▶ [EXERCISE DESCRIPTION]: Among the records, which lines hold the word "JSON"? Pick them out.

(Beginning of LISTED RECORDS)

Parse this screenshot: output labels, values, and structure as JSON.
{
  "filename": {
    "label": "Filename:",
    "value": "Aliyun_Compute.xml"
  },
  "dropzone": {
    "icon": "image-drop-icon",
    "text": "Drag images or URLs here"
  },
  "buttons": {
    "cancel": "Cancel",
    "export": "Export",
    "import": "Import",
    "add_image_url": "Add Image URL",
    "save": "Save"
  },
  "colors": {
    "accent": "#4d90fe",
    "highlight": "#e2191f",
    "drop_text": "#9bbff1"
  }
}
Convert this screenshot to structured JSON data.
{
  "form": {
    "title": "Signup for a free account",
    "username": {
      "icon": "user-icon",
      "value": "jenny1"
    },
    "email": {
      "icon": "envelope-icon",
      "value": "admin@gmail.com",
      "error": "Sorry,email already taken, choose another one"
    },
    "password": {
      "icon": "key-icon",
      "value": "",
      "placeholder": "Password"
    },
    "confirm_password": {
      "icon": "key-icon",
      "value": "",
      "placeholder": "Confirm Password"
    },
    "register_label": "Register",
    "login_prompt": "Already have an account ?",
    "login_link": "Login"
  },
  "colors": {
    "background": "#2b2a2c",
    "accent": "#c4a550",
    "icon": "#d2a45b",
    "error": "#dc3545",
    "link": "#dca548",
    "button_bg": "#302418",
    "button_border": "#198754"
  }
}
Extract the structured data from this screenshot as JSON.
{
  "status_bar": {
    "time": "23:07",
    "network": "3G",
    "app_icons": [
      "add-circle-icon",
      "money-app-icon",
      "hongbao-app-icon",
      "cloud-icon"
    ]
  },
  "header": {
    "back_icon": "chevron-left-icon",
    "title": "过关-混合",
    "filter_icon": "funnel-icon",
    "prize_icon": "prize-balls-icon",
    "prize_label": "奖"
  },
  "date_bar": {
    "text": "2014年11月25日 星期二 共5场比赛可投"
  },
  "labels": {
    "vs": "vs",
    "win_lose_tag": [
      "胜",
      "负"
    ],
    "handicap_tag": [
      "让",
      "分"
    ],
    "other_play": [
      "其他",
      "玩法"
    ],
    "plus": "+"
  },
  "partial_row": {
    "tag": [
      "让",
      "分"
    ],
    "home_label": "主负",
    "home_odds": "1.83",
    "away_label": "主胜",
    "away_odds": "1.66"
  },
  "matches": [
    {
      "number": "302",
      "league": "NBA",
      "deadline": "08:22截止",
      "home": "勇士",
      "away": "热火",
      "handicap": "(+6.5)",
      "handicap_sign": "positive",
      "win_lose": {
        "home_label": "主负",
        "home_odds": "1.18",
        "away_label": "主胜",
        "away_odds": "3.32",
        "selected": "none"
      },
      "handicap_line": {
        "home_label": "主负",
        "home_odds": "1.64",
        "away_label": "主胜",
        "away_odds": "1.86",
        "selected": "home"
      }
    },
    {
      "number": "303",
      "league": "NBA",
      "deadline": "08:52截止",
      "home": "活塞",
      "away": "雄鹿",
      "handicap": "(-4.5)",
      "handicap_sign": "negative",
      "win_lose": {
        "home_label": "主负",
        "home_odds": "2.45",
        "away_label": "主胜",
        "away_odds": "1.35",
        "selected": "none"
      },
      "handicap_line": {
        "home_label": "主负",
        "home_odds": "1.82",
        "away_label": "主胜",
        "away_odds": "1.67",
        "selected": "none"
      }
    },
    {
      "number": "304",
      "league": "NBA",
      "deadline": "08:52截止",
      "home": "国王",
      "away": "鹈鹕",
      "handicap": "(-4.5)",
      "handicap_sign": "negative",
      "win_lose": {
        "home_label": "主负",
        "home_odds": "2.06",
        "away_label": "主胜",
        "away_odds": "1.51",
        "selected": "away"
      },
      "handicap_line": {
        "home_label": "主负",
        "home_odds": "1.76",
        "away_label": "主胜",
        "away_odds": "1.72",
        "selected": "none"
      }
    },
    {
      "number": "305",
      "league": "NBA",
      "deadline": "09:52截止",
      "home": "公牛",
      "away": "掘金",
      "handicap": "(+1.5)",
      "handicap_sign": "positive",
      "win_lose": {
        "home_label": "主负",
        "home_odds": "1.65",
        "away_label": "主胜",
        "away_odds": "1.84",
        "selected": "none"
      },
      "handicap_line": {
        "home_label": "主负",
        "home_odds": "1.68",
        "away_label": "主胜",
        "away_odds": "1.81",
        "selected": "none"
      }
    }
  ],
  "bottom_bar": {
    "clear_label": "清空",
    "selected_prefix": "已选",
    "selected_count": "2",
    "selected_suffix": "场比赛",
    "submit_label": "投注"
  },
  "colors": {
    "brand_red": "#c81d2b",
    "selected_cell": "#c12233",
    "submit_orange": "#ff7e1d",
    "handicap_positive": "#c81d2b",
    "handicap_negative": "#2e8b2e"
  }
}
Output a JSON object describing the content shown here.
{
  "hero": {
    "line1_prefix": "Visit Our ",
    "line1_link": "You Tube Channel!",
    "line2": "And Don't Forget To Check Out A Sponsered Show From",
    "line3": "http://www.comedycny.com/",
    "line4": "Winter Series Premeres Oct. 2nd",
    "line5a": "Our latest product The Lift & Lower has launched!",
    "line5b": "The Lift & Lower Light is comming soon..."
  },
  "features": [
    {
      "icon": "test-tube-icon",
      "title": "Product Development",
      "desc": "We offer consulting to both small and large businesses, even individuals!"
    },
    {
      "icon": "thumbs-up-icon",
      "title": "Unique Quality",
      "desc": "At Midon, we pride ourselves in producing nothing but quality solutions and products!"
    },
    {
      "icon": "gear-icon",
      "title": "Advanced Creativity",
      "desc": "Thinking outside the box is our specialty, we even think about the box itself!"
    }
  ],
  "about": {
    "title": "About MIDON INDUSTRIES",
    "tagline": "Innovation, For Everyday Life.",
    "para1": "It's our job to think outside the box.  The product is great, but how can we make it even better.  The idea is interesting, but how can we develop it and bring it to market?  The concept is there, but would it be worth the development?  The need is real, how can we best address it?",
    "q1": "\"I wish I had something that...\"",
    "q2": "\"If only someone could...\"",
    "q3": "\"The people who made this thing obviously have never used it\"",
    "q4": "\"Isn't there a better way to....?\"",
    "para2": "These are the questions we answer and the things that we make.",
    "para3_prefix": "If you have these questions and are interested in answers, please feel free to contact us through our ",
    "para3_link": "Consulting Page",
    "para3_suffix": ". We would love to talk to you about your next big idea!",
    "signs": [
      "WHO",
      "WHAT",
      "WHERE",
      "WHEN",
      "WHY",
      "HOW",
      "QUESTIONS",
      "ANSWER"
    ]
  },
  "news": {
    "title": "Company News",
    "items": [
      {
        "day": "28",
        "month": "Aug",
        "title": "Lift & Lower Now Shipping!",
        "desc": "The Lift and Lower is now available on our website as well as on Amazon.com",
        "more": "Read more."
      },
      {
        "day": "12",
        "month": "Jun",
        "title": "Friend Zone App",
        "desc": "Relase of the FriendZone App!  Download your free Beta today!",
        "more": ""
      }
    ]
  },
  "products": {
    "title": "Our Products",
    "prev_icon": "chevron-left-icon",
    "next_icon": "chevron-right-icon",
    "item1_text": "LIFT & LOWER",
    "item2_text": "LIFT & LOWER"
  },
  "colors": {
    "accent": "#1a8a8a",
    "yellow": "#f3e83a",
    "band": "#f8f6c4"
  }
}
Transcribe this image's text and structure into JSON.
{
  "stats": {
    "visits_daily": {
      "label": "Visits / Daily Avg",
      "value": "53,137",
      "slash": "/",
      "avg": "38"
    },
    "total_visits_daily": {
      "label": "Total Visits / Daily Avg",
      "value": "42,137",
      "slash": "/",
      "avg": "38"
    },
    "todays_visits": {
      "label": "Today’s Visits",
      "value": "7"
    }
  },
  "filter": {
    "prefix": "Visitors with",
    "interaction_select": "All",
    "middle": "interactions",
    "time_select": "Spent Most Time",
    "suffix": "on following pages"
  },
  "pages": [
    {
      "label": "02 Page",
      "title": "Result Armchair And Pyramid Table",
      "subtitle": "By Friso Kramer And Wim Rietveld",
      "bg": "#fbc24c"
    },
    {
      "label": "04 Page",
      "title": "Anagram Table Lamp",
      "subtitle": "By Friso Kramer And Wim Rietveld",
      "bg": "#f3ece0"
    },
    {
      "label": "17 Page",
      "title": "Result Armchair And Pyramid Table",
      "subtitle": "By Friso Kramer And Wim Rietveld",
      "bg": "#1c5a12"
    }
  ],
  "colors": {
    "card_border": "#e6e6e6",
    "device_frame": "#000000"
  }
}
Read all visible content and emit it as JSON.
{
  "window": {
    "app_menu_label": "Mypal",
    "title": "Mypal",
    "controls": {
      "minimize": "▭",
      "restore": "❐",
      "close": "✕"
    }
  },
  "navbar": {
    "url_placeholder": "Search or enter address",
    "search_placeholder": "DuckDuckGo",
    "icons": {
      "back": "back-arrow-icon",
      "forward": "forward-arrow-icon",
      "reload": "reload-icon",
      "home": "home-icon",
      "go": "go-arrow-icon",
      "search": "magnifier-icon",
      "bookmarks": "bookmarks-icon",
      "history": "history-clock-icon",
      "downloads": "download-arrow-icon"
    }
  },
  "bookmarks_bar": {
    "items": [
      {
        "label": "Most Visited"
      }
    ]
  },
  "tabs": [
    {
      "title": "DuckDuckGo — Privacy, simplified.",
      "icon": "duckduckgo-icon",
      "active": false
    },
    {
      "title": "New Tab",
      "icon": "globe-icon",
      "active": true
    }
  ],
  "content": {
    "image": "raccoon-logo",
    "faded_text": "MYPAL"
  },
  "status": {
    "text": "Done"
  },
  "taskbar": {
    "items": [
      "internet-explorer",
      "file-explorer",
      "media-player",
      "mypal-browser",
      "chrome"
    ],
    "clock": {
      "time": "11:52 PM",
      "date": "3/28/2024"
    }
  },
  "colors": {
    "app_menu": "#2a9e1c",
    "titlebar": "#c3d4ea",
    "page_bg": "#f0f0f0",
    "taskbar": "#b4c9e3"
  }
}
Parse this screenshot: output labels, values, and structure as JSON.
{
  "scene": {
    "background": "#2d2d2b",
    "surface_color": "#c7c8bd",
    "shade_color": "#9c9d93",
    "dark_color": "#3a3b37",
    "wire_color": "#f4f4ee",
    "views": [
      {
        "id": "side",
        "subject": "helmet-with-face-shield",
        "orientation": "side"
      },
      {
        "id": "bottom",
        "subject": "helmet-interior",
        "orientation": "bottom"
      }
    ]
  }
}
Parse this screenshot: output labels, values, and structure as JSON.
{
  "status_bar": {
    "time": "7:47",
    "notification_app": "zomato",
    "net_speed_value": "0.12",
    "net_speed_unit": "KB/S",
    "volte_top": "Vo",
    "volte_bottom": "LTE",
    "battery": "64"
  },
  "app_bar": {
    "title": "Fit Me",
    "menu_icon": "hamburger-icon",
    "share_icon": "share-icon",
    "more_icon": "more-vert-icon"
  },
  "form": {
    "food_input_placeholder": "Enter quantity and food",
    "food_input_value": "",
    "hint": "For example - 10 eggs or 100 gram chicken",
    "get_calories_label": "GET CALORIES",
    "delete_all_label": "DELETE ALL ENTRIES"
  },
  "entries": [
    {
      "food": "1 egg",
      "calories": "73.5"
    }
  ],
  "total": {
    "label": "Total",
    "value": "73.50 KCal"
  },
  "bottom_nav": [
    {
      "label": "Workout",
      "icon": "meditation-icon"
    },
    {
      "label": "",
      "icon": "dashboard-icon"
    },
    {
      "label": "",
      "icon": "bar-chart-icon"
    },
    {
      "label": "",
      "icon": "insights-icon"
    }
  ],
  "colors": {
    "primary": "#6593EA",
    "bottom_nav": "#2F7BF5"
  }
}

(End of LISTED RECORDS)

▶ [ANSWER]:
Parse this screenshot: output labels, values, and structure as JSON.
Convert this screenshot to structured JSON data.
Extract the structured data from this screenshot as JSON.
Output a JSON object describing the content shown here.
Transcribe this image's text and structure into JSON.
Read all visible content and emit it as JSON.
Parse this screenshot: output labels, values, and structure as JSON.
Parse this screenshot: output labels, values, and structure as JSON.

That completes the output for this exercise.